What details in act 1, scene 3 of Julius Caesar evoke a sense of danger and terror? List 5 events that seem supernatural.

Expert Answers

An illustration of the letter 'A' in a speech bubbles

All sorts of supernatural portends foretell that something terrible is about to happen in Rome, and this helps creates a mood of unease, terror, and tension.

Casca tells Cicero that for the first time he has watched "a tempest dropping fire": in other words, it rained fire, not water, during a storm. Casca also saw the hand of a slave blazing on fire as if lit by twenty torches, only the fire did not hurt him and his hand did not get burned. Casca also ran into a real lion as he was walking the streets of Rome, which looked at him in a "surly" way but didn't attack him. Further, Casca reports that group of frightened women said they saw men on fire in the streets. Finally, an owl, usually only up at night, was heard hooting in the market in the middle of the day.

These multiple omens lead Casca to believe civil unrest is coming to his country. Cicero says it is difficult to interpret omens and that people interpret them to suit their own needs and desires.
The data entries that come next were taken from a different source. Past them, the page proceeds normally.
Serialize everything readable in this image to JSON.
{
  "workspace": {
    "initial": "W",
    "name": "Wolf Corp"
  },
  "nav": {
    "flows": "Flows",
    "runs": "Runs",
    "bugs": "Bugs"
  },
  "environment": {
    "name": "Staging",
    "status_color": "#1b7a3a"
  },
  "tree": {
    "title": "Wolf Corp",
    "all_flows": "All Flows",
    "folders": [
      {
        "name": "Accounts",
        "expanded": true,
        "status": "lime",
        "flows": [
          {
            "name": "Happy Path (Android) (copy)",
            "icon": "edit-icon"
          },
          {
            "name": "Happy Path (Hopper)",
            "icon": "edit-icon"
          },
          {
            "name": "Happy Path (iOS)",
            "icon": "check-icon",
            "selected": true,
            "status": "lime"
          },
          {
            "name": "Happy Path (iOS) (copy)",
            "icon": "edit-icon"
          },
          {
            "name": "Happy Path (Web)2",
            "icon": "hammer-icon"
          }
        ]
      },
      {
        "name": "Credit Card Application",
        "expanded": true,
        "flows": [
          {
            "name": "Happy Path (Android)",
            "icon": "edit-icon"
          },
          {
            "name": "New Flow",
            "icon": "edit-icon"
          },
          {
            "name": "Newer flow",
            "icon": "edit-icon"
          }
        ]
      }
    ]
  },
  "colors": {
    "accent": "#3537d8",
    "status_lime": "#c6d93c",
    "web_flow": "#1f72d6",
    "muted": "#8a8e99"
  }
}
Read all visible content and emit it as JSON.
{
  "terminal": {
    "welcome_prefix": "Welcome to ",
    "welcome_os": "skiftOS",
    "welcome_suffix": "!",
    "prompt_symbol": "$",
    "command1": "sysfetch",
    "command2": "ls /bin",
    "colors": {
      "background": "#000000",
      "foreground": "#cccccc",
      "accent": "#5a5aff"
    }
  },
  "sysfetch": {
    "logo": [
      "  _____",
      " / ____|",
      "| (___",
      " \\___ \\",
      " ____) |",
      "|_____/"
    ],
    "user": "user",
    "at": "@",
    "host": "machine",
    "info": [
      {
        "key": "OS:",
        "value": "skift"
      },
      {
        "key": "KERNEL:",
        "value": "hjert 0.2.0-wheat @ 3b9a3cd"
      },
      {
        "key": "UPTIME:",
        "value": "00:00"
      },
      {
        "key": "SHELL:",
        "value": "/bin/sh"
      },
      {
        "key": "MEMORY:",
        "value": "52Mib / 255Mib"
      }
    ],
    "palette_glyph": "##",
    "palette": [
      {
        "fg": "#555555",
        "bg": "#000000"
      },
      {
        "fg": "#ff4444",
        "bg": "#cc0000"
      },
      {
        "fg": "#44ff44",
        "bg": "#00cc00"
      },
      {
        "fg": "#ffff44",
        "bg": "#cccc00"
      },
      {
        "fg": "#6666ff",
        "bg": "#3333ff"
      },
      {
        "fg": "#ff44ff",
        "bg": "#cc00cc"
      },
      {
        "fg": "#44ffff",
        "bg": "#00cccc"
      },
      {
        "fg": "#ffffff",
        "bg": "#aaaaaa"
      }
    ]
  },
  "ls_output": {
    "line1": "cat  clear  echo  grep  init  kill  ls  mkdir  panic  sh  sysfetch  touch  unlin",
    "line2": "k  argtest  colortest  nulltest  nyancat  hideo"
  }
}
In fact, the assassination of Julius Caesar and civil war will soon occur.

Approved by eNotes Editorial Team
An illustration of the letter 'A' in a speech bubbles

The following occur in Act 1.3 in Shakespeare's Julius Caesar:

  • a terrible storm
  • heaven dropping fire
  • a hand ablaze but not burning
  • a lion is loose in the capitol
  • an owl hoots in the marketplace at noon
  • men on fire walk through the streets

These are interpreted by Casca to mean either that the gods are at war with each other, or that the gods are intent on destroying Rome.  When he tells this to Cassius, Cassius interprets these signs or omens to be a warning against Caesar.

Shakespeare uses signs and omens like these to reflect the chaotic and unnatural state of human affairs.

I'll let you decide which of the above evoke a sense of terror or danger, and which appear to be supernatural.   

Approved by eNotes Editorial Team

We’ll help your grades soar

Start your 48-hour free trial and unlock all the summaries, Q&A, and analyses you need to get better grades now.

  • 30,000+ book summaries
  • 20% study tools discount
  • Ad-free content
  • PDF downloads
  • 300,000+ answers
  • 5-star customer support
Start your 48-Hour Free Trial